This is a short video made on April 4, 2015 at Botanical Beach near Port Renfrew BC, one of our citizen scientist sampling locations organized by Surfrider Vancouver Island. Botanical Beach is at the north end of the Juan de Fuca Provincial Park on the southwest shore of Vancouver Island.

We arrived on the rising tide when the larger, more impressive tide pools were already submerged but this little pool shows the main types of organisms one can find there.  Almost got our feet wet in the end.

Kelp Watch 2015: Most Recent Results Looking for Fukushima Contamination

By Jay T. Cullen

The Raincoast Education Society has partnered with the University of Victoria and California State University to carry out radionuclide sampling of sea water and kelp, respectively, in Clayoquot Sound.

 The purpose of this post is to report the most recent results of Kelp Watch 2015 , a program dedicated to monitoring for the presence of Fukushima contamination off our Pacific Coast. This post is the latest in a series dedicated to the public dissemination of information about the impacts of the Fukushima Dai-ichi disaster on the health of the North Pacific Ocean ecosystem and health of North American residents. New results from the third sampling period (January through March 2015) of Kelp Watch 2015 were released on April 6, 2015 and can be found here. As with previously reported results here, here and here no radioactive isotopes from Fukushima were detected in kelp growing at sampling sites spread along our Pacific coast. The absence of 134Cs in kelp suggests that ocean transport of Fukushima contamination had yet to reach North American coastal water. As the contaminated water reaches the shoreline in the coming months Kelp Watch 2015 will help to track the arrival of the plume in time and space. Continue reading

Fukushima Contamination Detected at Shoreline in British Columbia

Satellite measurements of ocean temperature (illustrated by color) and the direction of currents (white arrows) help show where radionuclides from Fukushima are transported. Large scale currents transport water westward across the Pacific.

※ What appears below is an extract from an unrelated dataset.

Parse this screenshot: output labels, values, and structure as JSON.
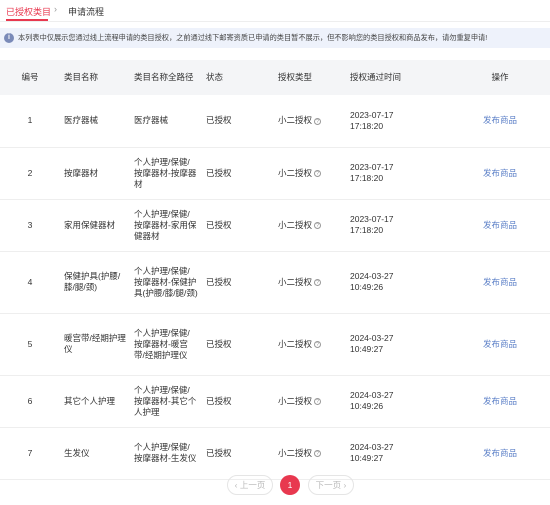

Circles indicate the locations where water samples were collected. White circles indicate that no cesium-134 was detected. Blue circles indicate locations were low levels of cesium-134 were detected. Small amounts of cesium-134 have been detected in a water sample taken Feb. 19, 2015, from a dock in Ucluelet, British Columbia. (Woods Hole Oceanographic Institution)

The purpose of this post is to report that for the first time ocean borne contamination from Fukushima has been detected at the shoreline in British Columbia representing the first landfall in North America. Citizen scientists collected the sample on February 19, 2015 in the town of Ucluelet on the west coast of Vancouver Island Canada as part of our partner program Our Radioactive Ocean out of Woods Hole Oceanographic Institution in the USA. The isotope Cesium-134 (134Cs half life ~2 years) is an unequivocal fingerprint of Fukushima derived contamination because all other sources of this man made isotope (principally the Chernobyl disaster in 1986) are far enough in the past that 134Cs has long since decayed to levels too low to detect today. The Ucluelet sample contained 134Cs at 1.4 Becquerel per cubic meter (Bq m-3) of seawater and 5.8 Bq m-3 of the longer lived 137Cs (half life ~30 years). These levels were expected given measurements made by monitoring programs offshore and modeling studies which predict the arrival time and activity of Fukushima radionuclides. These levels of 137Cs and 134Cs, are well below internationally established levels that might represent a danger to human or environmental health. The next number of months will be very important to track the ocean transport of the contamination as citizen scientists with Our Radioactive Ocean and the InFORM project continue to collect samples up and down the coast of North America. Continue reading